## Aim of the exercise:
If a line in the entries below includes "emoji", show that line.

Collected data
=== Begin Enclosure ===

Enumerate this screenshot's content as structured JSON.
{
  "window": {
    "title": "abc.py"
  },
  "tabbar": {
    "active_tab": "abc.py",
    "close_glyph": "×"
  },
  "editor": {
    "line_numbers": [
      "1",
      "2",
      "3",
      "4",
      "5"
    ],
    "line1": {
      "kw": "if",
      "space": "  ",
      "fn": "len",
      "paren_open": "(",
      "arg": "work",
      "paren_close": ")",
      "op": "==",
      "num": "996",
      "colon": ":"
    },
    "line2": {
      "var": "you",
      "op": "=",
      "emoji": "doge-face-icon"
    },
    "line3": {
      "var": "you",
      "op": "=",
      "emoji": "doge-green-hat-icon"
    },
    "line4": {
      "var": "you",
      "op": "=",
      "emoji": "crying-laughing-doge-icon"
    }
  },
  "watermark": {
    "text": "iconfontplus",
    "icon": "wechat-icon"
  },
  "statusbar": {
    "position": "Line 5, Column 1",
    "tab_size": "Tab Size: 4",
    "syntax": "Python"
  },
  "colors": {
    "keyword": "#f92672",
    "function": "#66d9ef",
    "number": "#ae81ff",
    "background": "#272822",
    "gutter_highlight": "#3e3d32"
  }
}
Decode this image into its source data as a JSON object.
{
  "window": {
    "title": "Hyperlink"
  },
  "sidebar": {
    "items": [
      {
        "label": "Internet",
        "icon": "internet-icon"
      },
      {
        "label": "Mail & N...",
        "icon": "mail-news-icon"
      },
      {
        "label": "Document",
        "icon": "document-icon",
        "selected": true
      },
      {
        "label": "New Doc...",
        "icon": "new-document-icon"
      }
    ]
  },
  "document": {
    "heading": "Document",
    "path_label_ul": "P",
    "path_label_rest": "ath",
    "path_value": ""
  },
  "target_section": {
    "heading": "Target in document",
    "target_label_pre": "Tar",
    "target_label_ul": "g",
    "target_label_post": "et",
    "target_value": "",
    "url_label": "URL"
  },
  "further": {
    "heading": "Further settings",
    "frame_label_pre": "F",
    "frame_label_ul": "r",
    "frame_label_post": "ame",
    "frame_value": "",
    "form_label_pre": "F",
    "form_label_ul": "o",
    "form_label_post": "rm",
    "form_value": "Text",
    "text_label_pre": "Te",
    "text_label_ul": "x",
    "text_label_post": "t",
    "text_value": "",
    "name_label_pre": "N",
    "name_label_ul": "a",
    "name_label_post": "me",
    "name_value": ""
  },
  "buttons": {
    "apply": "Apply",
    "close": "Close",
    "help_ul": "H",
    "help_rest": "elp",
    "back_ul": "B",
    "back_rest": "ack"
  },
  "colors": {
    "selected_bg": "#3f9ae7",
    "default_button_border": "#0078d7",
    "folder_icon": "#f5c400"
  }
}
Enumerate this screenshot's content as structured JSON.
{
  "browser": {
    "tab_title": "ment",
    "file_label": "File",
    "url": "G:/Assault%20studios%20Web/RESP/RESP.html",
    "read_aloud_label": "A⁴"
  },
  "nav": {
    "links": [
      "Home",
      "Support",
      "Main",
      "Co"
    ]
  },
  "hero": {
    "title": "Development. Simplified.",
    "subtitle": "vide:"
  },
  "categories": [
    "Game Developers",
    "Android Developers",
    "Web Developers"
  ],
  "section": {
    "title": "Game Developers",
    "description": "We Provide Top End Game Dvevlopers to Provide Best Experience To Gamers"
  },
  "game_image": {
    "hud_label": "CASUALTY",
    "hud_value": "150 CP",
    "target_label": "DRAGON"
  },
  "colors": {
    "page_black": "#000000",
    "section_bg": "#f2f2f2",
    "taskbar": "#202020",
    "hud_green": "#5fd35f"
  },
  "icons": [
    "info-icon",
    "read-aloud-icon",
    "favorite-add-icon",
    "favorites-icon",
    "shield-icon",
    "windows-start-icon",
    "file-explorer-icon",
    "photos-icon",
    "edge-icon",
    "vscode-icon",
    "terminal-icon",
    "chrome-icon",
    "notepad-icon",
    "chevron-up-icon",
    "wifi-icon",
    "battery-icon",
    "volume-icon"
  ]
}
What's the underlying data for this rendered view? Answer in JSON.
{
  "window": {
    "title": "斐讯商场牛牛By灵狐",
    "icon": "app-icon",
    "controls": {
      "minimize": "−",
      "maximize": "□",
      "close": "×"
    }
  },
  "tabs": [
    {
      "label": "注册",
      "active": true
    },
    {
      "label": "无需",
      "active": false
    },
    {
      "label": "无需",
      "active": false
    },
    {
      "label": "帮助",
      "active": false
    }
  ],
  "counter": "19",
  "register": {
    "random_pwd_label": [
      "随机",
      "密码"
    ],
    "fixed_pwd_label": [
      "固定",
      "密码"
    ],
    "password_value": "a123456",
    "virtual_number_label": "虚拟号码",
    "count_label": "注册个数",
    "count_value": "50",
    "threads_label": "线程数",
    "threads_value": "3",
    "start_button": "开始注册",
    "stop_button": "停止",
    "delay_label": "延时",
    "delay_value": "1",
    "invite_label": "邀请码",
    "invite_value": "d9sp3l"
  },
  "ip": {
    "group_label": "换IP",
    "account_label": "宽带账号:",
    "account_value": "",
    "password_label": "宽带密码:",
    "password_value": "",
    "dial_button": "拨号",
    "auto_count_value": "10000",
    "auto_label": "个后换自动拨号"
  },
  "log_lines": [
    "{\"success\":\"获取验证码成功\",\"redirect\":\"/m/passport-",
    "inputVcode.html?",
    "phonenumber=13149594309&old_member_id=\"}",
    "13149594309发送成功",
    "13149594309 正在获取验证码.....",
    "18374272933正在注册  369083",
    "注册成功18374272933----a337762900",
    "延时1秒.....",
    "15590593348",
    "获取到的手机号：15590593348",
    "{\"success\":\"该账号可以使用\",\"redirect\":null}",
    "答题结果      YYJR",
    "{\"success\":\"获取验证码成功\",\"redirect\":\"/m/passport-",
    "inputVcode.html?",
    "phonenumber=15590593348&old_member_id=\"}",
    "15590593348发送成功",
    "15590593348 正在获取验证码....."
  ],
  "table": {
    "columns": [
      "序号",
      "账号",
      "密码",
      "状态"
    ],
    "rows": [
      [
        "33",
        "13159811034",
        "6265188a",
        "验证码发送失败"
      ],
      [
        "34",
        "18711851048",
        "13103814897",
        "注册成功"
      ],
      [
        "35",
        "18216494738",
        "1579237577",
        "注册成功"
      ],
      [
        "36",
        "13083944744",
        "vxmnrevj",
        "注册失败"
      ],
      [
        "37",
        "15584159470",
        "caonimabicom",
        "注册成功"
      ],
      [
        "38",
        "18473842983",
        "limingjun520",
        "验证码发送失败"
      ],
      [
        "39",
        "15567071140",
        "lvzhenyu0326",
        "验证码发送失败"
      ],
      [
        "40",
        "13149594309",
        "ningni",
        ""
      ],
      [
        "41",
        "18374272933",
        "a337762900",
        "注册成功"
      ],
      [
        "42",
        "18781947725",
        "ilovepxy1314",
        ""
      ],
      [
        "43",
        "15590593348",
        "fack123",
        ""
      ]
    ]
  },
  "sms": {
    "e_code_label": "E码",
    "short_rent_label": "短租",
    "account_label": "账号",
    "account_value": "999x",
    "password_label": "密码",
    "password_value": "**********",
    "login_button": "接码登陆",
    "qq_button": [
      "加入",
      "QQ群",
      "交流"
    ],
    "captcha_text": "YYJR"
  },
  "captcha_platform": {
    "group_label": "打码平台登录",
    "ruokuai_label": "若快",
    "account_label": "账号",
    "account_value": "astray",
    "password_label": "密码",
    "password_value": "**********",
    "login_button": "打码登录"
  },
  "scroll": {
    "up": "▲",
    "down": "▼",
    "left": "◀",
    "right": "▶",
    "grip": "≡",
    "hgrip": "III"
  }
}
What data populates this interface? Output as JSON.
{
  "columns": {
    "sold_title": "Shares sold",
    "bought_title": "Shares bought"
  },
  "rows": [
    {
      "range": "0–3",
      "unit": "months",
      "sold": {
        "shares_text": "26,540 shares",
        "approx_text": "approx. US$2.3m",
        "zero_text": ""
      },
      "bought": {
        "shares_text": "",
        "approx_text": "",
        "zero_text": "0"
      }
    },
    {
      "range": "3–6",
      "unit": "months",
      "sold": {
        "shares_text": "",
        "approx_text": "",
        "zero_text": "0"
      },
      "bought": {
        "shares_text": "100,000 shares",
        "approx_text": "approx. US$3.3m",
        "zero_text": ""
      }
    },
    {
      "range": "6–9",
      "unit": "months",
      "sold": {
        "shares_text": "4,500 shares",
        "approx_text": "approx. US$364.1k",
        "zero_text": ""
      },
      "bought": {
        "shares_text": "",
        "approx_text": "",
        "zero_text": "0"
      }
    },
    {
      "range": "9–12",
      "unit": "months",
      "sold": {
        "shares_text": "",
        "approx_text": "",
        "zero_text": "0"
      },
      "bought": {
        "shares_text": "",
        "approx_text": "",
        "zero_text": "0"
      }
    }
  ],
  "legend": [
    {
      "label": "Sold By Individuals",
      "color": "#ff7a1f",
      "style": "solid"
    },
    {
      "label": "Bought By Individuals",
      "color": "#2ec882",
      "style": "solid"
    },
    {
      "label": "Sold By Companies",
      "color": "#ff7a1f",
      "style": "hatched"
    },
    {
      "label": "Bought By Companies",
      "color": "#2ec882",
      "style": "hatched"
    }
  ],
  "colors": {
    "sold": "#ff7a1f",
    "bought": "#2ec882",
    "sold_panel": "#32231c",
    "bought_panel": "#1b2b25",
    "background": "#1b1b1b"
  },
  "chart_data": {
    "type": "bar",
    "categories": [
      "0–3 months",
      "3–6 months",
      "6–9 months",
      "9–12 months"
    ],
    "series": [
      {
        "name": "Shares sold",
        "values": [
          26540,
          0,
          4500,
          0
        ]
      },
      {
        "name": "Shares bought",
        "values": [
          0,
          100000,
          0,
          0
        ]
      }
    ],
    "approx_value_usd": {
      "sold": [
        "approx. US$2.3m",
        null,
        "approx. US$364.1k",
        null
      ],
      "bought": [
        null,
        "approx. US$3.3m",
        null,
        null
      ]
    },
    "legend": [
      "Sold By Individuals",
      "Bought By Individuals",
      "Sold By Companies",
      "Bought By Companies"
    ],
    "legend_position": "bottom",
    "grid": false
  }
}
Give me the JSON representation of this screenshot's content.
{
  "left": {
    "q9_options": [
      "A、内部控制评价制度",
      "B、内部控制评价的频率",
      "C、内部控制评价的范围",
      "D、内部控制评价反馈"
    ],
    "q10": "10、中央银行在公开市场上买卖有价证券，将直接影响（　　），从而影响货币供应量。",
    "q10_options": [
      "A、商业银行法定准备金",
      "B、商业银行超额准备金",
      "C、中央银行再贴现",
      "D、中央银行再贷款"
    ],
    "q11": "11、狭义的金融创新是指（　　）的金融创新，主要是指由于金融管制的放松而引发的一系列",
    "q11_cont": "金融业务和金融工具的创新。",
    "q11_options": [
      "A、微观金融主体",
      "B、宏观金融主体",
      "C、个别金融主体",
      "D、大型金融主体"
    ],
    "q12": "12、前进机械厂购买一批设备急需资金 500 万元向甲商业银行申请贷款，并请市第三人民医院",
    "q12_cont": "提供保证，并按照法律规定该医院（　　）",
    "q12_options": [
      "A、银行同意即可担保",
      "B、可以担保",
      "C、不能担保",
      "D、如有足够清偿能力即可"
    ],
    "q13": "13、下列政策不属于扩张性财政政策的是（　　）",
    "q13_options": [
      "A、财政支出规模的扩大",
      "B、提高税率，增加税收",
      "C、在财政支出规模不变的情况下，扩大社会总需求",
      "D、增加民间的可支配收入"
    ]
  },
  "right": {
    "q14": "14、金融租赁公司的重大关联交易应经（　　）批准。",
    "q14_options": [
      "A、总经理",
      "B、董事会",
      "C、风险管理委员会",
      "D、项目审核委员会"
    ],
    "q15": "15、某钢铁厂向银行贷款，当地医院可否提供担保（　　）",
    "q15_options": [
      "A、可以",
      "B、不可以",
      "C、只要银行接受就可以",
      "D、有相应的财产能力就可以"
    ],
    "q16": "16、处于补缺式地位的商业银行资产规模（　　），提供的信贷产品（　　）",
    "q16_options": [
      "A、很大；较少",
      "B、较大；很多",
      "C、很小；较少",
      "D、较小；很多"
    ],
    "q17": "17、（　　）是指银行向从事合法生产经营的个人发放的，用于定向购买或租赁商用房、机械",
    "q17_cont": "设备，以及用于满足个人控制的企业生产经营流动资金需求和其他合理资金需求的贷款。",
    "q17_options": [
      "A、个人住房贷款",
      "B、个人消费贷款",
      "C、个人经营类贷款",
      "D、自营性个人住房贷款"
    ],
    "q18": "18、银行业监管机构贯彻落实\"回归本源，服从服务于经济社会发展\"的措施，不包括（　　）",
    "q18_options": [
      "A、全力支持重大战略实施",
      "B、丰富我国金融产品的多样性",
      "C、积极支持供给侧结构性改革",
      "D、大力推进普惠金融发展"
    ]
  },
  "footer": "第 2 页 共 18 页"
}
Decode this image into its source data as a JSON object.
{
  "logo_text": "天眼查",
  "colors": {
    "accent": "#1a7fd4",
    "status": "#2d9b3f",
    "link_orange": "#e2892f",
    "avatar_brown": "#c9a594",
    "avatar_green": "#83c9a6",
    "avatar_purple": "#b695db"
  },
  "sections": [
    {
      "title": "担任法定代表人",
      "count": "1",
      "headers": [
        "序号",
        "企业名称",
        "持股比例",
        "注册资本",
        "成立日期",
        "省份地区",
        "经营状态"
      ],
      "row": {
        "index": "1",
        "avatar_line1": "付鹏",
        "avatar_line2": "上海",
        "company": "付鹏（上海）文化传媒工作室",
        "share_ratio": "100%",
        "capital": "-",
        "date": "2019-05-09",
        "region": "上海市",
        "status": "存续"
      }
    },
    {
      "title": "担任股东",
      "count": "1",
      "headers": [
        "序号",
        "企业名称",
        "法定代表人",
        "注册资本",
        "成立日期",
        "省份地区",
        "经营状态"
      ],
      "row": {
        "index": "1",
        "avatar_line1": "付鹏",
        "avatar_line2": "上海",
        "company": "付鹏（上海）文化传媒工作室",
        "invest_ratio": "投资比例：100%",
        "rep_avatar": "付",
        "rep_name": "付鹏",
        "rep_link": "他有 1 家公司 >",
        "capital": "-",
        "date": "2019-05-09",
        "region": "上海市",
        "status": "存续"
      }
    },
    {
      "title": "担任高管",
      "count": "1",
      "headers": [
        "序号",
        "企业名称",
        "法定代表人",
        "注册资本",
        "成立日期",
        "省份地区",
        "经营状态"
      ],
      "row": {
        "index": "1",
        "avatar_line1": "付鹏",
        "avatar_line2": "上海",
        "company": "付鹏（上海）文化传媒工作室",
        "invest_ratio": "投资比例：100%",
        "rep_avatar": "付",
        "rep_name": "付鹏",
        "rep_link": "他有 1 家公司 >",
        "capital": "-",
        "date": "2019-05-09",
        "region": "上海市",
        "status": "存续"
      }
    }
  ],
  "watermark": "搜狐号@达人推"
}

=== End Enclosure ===

## Your solution:
      "emoji": "doge-face-icon"
      "emoji": "doge-green-hat-icon"
      "emoji": "crying-laughing-doge-icon"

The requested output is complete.